So yes, despite enduring and repressing those awful moments in my early life during which I didn't understand what was happening to me or why, decades later I did get married; I did become a parent; I did start a business that I continue to run today; and I am still learning to navigate this "new normal." These milestones do not erase the trauma that I experienced. Society needs to open their eyes and realize that any triumph after something as ghastly as childhood abuse should be celebrated, not looked upon as evidence that perhaps the trauma "never happened" or "wasn't that bad. "When a survivor is speaking out about what happened to them, they are asking the world to join them on their journey to heal. We need love, we need to feel safe and we need society to learn the signs of abuse and how to prevent it so that we can protect the 1 out of 10 children who are being abused by the age of 18. When I state this statistic at events or in large groups, I often have at least one person come up to me after and confide that they too are a survivor and have kept it a secret. My vehicle for speaking out was through the novella The Survivors Club, which is the inspiration behind a TV pilot that my co-creator and I are pitching as a supernatural, mind-bending TV series. Acknowledging my abuse has empowered me to speak up on behalf of innocent children who do not have a voice and the adult survivors who are silent.
Remembering has helped me further understand my young adult challenges,past risky relationships, anger issues, buried fears, and my anxieties. I am determined to thrive and not hide behind these negative things as they have molded me into the strong person I am today.Here is my advice to those who wonder how to best support survivors of sexual abuse:Ask how we need support: Many survivors have a tough exterior, which means the people around them assume they never need help--we tend to be the caregivers for our friends and families. Learning to be vulnerable was new for me, so I realized I needed a check-off list of what loved ones should ask me afterI had a panic attack.

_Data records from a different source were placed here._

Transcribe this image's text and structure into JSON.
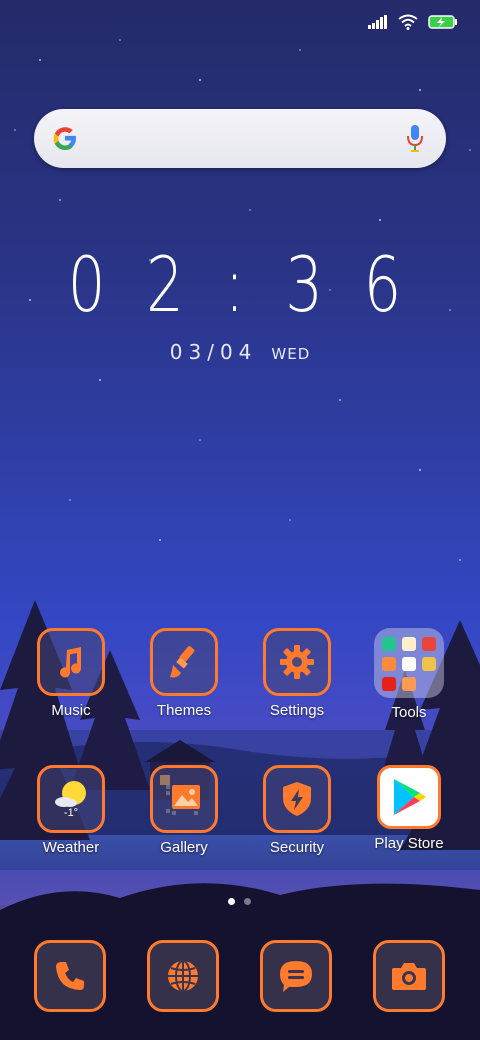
{
  "status_bar": {
    "icons": [
      "signal-icon",
      "wifi-icon",
      "battery-charging-icon"
    ]
  },
  "search_bar": {
    "logo": "google-logo",
    "mic_icon": "microphone-icon"
  },
  "clock": {
    "time": "02:36",
    "date": "03/04",
    "weekday": "WED"
  },
  "apps": [
    {
      "label": "Music",
      "icon": "music-note-icon"
    },
    {
      "label": "Themes",
      "icon": "paintbrush-icon"
    },
    {
      "label": "Settings",
      "icon": "gear-icon"
    },
    {
      "label": "Tools",
      "icon": "folder-icon"
    },
    {
      "label": "Weather",
      "icon": "weather-sun-cloud-icon",
      "temperature": "-1°"
    },
    {
      "label": "Gallery",
      "icon": "gallery-image-icon"
    },
    {
      "label": "Security",
      "icon": "shield-bolt-icon"
    },
    {
      "label": "Play Store",
      "icon": "play-store-icon"
    }
  ],
  "page_indicator": {
    "count": 2,
    "active": 0
  },
  "dock": [
    {
      "name": "Phone",
      "icon": "phone-icon"
    },
    {
      "name": "Browser",
      "icon": "globe-icon"
    },
    {
      "name": "Messages",
      "icon": "chat-bubble-icon"
    },
    {
      "name": "Camera",
      "icon": "camera-icon"
    }
  ],
  "colors": {
    "accent": "#ff7a2c",
    "sky_top": "#242a6a",
    "sky_mid": "#3447c4"
  }
}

The list had questions like: "Do you need a hug," "How are you feeling," "Do you need time alone."Be patient with our PTSD". Family and close ones tend to ask when will the PTSD go away. It isn't a cold or a disease that requires a finite amount of drugs or treatment. There's no pill to make it miraculously disappear, but therapy helps manage it and some therapies have been known to help it go away. Mental Health America has a wealth of information on PTSD that can help you and survivors understand it better. Have compassion: When I was with friends at a preschool tour to learn more about its summer camp, I almost fainted because I couldn't stop worrying about my kids being around new teenagers and staff that might watch them go the bathroom or put on their bathing suit. After the tour, my friends said,"Nubia, you don't have to put your kids in this camp. They will be happy doing other things this summer."
In that moment, I realized how lucky I was to have friends who understood what I was going through and supported me. They showed me love and compassion, which made me feel safe and not judged.